That was five years ago. She has come a long way. But she still needs someone with her to keep her safe. Constantly. Who knew that there was a scale on which we measure the severity of brain injuries? Well, there is. The Care and Needs scale. On this scale my daughter is assessed as a 7. The highest category. People who need care 24/7.

And the NDIS has come to the party to ensure she gets care. She had the fortune to be born in a country that has this wonderful, thoughtful, generous insurance scheme to help people in her position. So she gets access to money that enables her to engage the support workers that she needs to support her to survive.

Support workers are kind of like angels on Earth. For inadequate wages they help people like my daughter live. The NDIS has invented a complex new language, so in their terms these support workers assist my daughter with “activities of daily living” (in other words they help her shower, toilet, dress) and with “social and community engagement” (leaving the house to go on bush walks, to the library, to shops).

Without these support workers, without the money for these support workers, her life would be basically crap.

So what’s the problem? The problem lies in that 24/7 bit. She needs care around the clock, and yet her funding doesn’t allow for that – it allows for roughly 10 hours a day. So what happens for the rest of the time?

That’s when the delicately named “informal supports” take over. And in my daughter’s case her mother, me, is the total of her informal supports. And I’m getting weary. It’s hard work finishing my paid work and then taking over somebody else’s job, day after day, year after year.

Of course she is my daughter. I should be expected to care for her for as long as I can. I know that. And of course I will. But it’s getting harder. She needs more hours of paid support workers. Or I do. Or we both do. At this point our needs have kind of merged.

But more hours cost more money. And the NDIS, or the politicians, or someone, wants to rein in the cost of this insurance plan. There was even talk of removing people with brain injuries from the NDIS altogether (they tend to be on the high cost end of participants), something the government has since ruled out.

I had to make that decision. Whether to request a review of her plan to try and get her the additional funds she needs or to just muddle along the best we can with what she has.

Why is this even a decision? Why wouldn’t I give it a go, given they can only say no? If only it was that simple. See, when you ask for a review, there is always the risk that you end up with less funds than you started with.

And that’s a big risk. My daughter’s plan is generous. She is lucky in that she has a (mostly) articulate mother who understands legislation and bureaucracy and can mostly understand NDIS processes – and can fight for what her daughter needs. But she needs every cent she has and more.

What happens if this time I wasn’t articulate enough? What happens if this time the review results in a funding cut? What happens to that gorgeous girl who trusts her mother to make the right decisions for her?

What happens if the NDIS fails her? What happens to her, and to me? What happens if we become further casualties of the bureaucratic and political minefield that the NDIS now is?

I love the NDIS with a passion, love that I live in a country that mostly cares about all of its people, even the ones with broken bodies and brains.

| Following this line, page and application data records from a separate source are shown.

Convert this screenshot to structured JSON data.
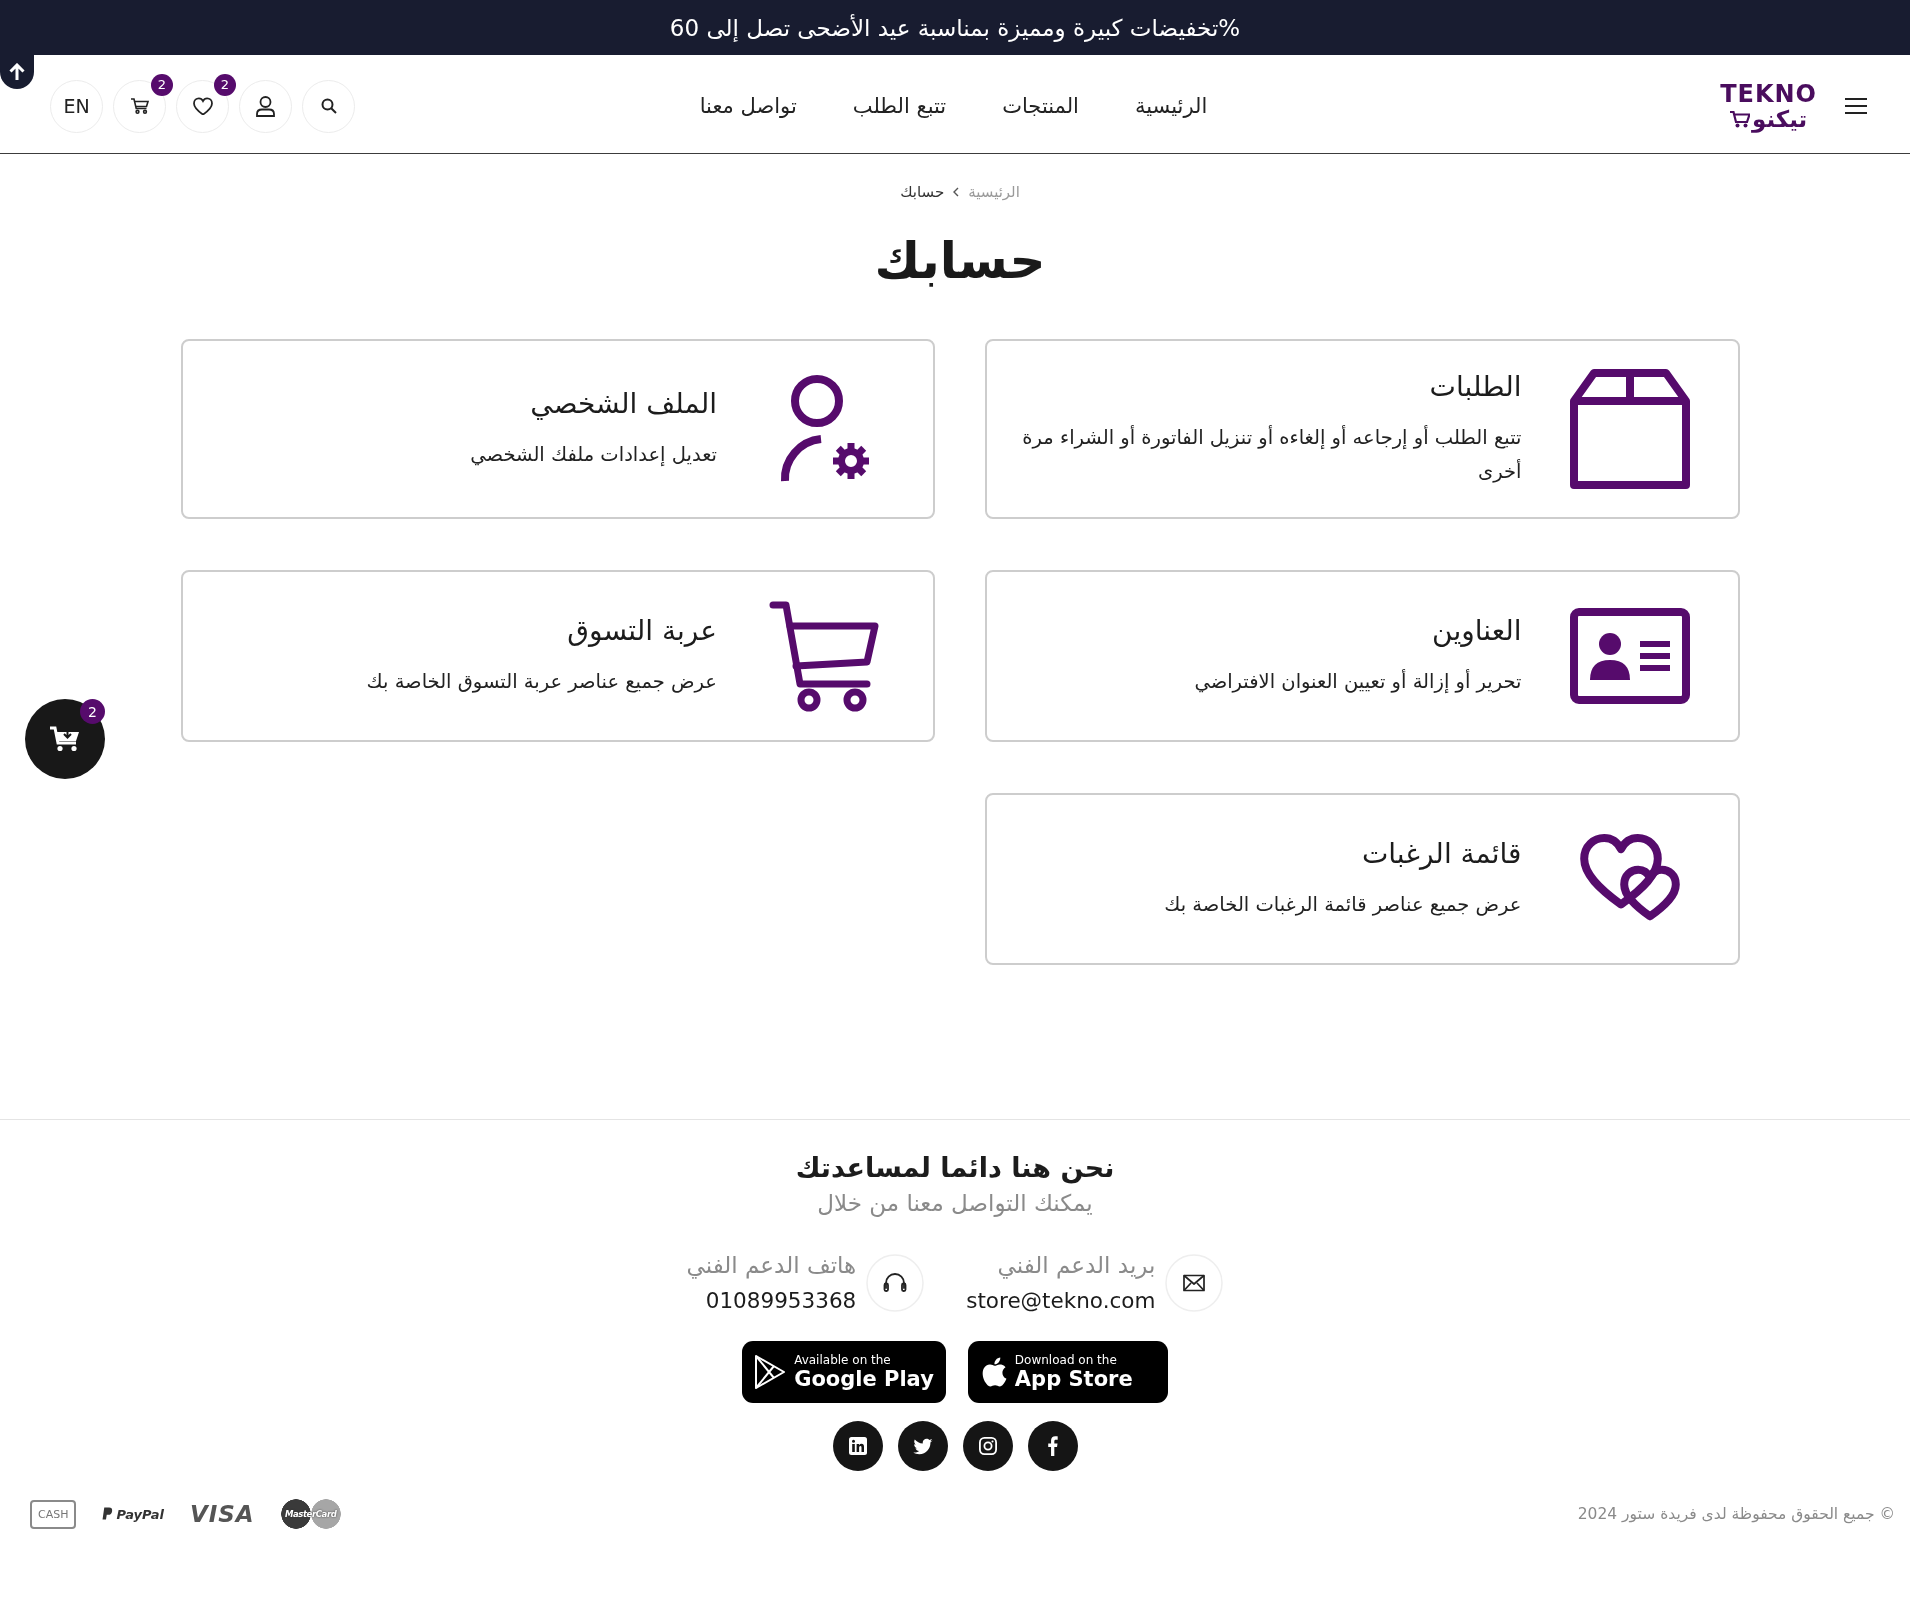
{
  "announcement": "تخفيضات كبيرة ومميزة بمناسبة عيد الأضحى تصل إلى 60%",
  "header": {
    "logo": {
      "latin": "TEKNO",
      "arabic": "تيكنو"
    },
    "nav": [
      "الرئيسية",
      "المنتجات",
      "تتبع الطلب",
      "تواصل معنا"
    ],
    "wishlist_count": "2",
    "cart_count": "2",
    "language": "EN"
  },
  "breadcrumb": {
    "home": "الرئيسية",
    "current": "حسابك"
  },
  "title": "حسابك",
  "cards": [
    {
      "kind": "orders",
      "title": "الطلبات",
      "description": "تتبع الطلب أو إرجاعه أو إلغاءه أو تنزيل الفاتورة أو الشراء مرة أخرى"
    },
    {
      "kind": "profile",
      "title": "الملف الشخصي",
      "description": "تعديل إعدادات ملفك الشخصي"
    },
    {
      "kind": "addresses",
      "title": "العناوين",
      "description": "تحرير أو إزالة أو تعيين العنوان الافتراضي"
    },
    {
      "kind": "cart",
      "title": "عربة التسوق",
      "description": "عرض جميع عناصر عربة التسوق الخاصة بك"
    },
    {
      "kind": "wishlist",
      "title": "قائمة الرغبات",
      "description": "عرض جميع عناصر قائمة الرغبات الخاصة بك"
    }
  ],
  "floating_cart": {
    "count": "2"
  },
  "footer": {
    "heading": "نحن هنا دائما لمساعدتك",
    "subtitle": "يمكنك التواصل معنا من خلال",
    "contacts": [
      {
        "kind": "email",
        "label": "بريد الدعم الفني",
        "value": "store@tekno.com"
      },
      {
        "kind": "phone",
        "label": "هاتف الدعم الفني",
        "value": "01089953368"
      }
    ],
    "app_badges": [
      {
        "kind": "app-store",
        "caption": "Download on the",
        "store": "App Store"
      },
      {
        "kind": "google-play",
        "caption": "Available on the",
        "store": "Google Play"
      }
    ],
    "copyright": "© جميع الحقوق محفوظة لدى فريدة ستور 2024",
    "payment_methods": [
      {
        "kind": "mastercard",
        "label": "MasterCard"
      },
      {
        "kind": "visa",
        "label": "VISA"
      },
      {
        "kind": "paypal",
        "label": "PayPal"
      },
      {
        "kind": "cash",
        "label": "CASH"
      }
    ]
  }
}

But I hate the fear. Hate the fear I have every day when I open the paper and read another story about cost cutting and the NDIS. The NDIS shouldn’t be in the news daily. It shouldn’t be a political, ideological play thing for politicians. It shouldn’t be this hard. I hate the fear that a wrong decision by me could leave us with less of the support we need. That sucks.

My daughter should always be able to trust me. And the NDIS.



READ SOURCE

READ  Woman finally has ‘miracle’ first baby at 48 after trying for 14 years

Leave a Reply

This website uses cookies. By continuing to use this site, you accept our use of cookies.